## DATA SUPPLIED
*** Begin section ***

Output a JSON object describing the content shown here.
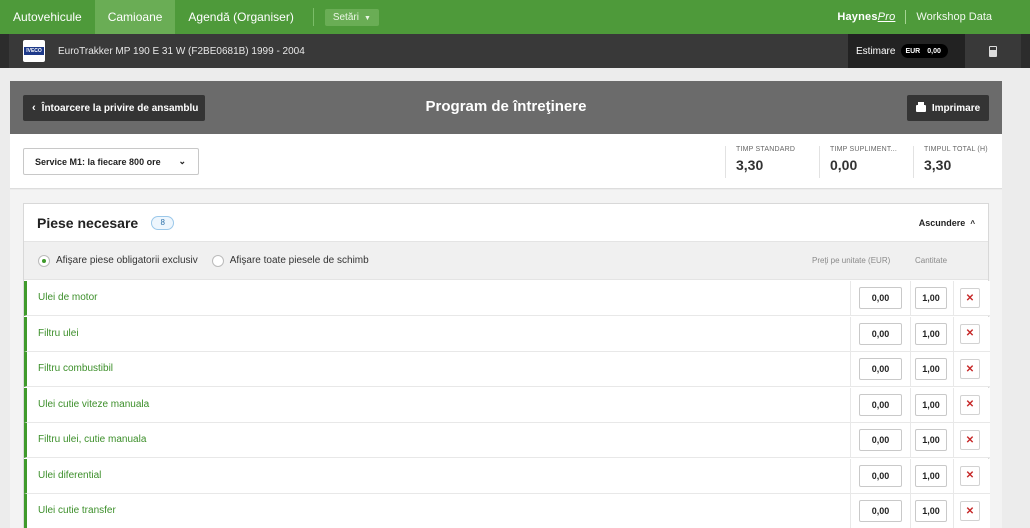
{
  "topnav": {
    "tabs": [
      {
        "label": "Autovehicule"
      },
      {
        "label": "Camioane"
      },
      {
        "label": "Agendă (Organiser)"
      }
    ],
    "settings_label": "Setări",
    "brand_main": "Haynes",
    "brand_pro": "Pro",
    "workshop_data": "Workshop Data"
  },
  "vehicle": {
    "logo_text": "IVECO",
    "name": "EuroTrakker MP 190 E 31 W (F2BE0681B) 1999 - 2004",
    "estimate_label": "Estimare",
    "currency": "EUR",
    "estimate_value": "0,00"
  },
  "header": {
    "back_label": "Întoarcere la privire de ansamblu",
    "title": "Program de întreţinere",
    "print_label": "Imprimare"
  },
  "service": {
    "selected": "Service M1: la fiecare 800 ore",
    "times": [
      {
        "label": "TIMP STANDARD",
        "value": "3,30"
      },
      {
        "label": "TIMP SUPLIMENT...",
        "value": "0,00"
      },
      {
        "label": "TIMPUL TOTAL (H)",
        "value": "3,30"
      }
    ]
  },
  "parts": {
    "title": "Piese necesare",
    "count": "8",
    "hide_label": "Ascundere",
    "filter_mandatory": "Afişare piese obligatorii exclusiv",
    "filter_all": "Afişare toate piesele de schimb",
    "col_price": "Preţi pe unitate (EUR)",
    "col_qty": "Cantitate",
    "rows": [
      {
        "name": "Ulei de motor",
        "price": "0,00",
        "qty": "1,00"
      },
      {
        "name": "Filtru ulei",
        "price": "0,00",
        "qty": "1,00"
      },
      {
        "name": "Filtru combustibil",
        "price": "0,00",
        "qty": "1,00"
      },
      {
        "name": "Ulei cutie viteze manuala",
        "price": "0,00",
        "qty": "1,00"
      },
      {
        "name": "Filtru ulei, cutie manuala",
        "price": "0,00",
        "qty": "1,00"
      },
      {
        "name": "Ulei diferential",
        "price": "0,00",
        "qty": "1,00"
      },
      {
        "name": "Ulei cutie transfer",
        "price": "0,00",
        "qty": "1,00"
      }
    ]
  },
  "colors": {
    "nav_green": "#4e9a3a",
    "active_tab": "#6aad55",
    "part_green": "#3c8f2a",
    "delete_red": "#c62828",
    "header_gray": "#6b6b6b"
  },
  "icons": {
    "back": "chevron-left-icon",
    "print": "printer-icon",
    "calculator": "calculator-icon",
    "delete": "close-icon"
  }
}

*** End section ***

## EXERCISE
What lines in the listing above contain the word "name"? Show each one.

## TASK RESULT
    "name": "EuroTrakker MP 190 E 31 W (F2BE0681B) 1999 - 2004",
        "name": "Ulei de motor",
        "name": "Filtru ulei",
        "name": "Filtru combustibil",
        "name": "Ulei cutie viteze manuala",
        "name": "Filtru ulei, cutie manuala",
        "name": "Ulei diferential",
        "name": "Ulei cutie transfer",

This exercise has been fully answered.